Content starts

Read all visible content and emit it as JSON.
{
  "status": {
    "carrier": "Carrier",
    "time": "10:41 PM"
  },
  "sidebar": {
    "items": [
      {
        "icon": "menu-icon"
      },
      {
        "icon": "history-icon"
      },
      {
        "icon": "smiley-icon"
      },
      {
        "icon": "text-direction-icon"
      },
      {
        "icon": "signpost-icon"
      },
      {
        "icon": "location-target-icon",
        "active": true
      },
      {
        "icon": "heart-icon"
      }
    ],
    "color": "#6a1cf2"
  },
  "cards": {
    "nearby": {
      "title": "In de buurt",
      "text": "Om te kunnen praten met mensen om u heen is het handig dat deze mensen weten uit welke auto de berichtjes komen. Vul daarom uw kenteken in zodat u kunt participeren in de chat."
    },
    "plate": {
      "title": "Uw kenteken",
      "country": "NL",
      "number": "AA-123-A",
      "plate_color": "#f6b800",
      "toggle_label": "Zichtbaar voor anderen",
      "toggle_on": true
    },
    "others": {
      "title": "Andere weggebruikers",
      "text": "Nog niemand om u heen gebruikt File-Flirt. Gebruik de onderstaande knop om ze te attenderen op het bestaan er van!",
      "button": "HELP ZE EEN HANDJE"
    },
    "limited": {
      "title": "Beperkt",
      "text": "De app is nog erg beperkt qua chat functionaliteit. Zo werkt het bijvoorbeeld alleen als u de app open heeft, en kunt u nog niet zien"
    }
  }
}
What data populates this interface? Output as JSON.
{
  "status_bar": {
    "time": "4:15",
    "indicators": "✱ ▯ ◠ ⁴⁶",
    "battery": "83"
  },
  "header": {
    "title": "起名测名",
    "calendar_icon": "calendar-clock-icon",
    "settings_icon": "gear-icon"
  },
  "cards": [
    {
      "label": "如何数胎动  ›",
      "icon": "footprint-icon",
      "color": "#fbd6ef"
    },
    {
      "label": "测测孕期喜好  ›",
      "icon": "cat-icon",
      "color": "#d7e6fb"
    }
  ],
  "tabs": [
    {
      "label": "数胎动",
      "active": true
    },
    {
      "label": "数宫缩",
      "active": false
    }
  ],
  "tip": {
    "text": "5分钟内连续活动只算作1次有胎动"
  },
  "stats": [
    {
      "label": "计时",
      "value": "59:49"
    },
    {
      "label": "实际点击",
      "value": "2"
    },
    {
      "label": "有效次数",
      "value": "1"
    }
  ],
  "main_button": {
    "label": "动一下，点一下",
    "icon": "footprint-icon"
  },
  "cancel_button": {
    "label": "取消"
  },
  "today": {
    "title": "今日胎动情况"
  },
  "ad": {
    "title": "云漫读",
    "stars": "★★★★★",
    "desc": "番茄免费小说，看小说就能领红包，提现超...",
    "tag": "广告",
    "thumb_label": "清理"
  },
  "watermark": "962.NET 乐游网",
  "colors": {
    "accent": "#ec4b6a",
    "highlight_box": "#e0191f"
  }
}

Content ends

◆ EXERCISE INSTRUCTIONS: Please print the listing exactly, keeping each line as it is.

◆ WRITTEN REPLY:
Read all visible content and emit it as JSON.
{
  "status": {
    "carrier": "Carrier",
    "time": "10:41 PM"
  },
  "sidebar": {
    "items": [
      {
        "icon": "menu-icon"
      },
      {
        "icon": "history-icon"
      },
      {
        "icon": "smiley-icon"
      },
      {
        "icon": "text-direction-icon"
      },
      {
        "icon": "signpost-icon"
      },
      {
        "icon": "location-target-icon",
        "active": true
      },
      {
        "icon": "heart-icon"
      }
    ],
    "color": "#6a1cf2"
  },
  "cards": {
    "nearby": {
      "title": "In de buurt",
      "text": "Om te kunnen praten met mensen om u heen is het handig dat deze mensen weten uit welke auto de berichtjes komen. Vul daarom uw kenteken in zodat u kunt participeren in de chat."
    },
    "plate": {
      "title": "Uw kenteken",
      "country": "NL",
      "number": "AA-123-A",
      "plate_color": "#f6b800",
      "toggle_label": "Zichtbaar voor anderen",
      "toggle_on": true
    },
    "others": {
      "title": "Andere weggebruikers",
      "text": "Nog niemand om u heen gebruikt File-Flirt. Gebruik de onderstaande knop om ze te attenderen op het bestaan er van!",
      "button": "HELP ZE EEN HANDJE"
    },
    "limited": {
      "title": "Beperkt",
      "text": "De app is nog erg beperkt qua chat functionaliteit. Zo werkt het bijvoorbeeld alleen als u de app open heeft, en kunt u nog niet zien"
    }
  }
}
What data populates this interface? Output as JSON.
{
  "status_bar": {
    "time": "4:15",
    "indicators": "✱ ▯ ◠ ⁴⁶",
    "battery": "83"
  },
  "header": {
    "title": "起名测名",
    "calendar_icon": "calendar-clock-icon",
    "settings_icon": "gear-icon"
  },
  "cards": [
    {
      "label": "如何数胎动  ›",
      "icon": "footprint-icon",
      "color": "#fbd6ef"
    },
    {
      "label": "测测孕期喜好  ›",
      "icon": "cat-icon",
      "color": "#d7e6fb"
    }
  ],
  "tabs": [
    {
      "label": "数胎动",
      "active": true
    },
    {
      "label": "数宫缩",
      "active": false
    }
  ],
  "tip": {
    "text": "5分钟内连续活动只算作1次有胎动"
  },
  "stats": [
    {
      "label": "计时",
      "value": "59:49"
    },
    {
      "label": "实际点击",
      "value": "2"
    },
    {
      "label": "有效次数",
      "value": "1"
    }
  ],
  "main_button": {
    "label": "动一下，点一下",
    "icon": "footprint-icon"
  },
  "cancel_button": {
    "label": "取消"
  },
  "today": {
    "title": "今日胎动情况"
  },
  "ad": {
    "title": "云漫读",
    "stars": "★★★★★",
    "desc": "番茄免费小说，看小说就能领红包，提现超...",
    "tag": "广告",
    "thumb_label": "清理"
  },
  "watermark": "962.NET 乐游网",
  "colors": {
    "accent": "#ec4b6a",
    "highlight_box": "#e0191f"
  }
}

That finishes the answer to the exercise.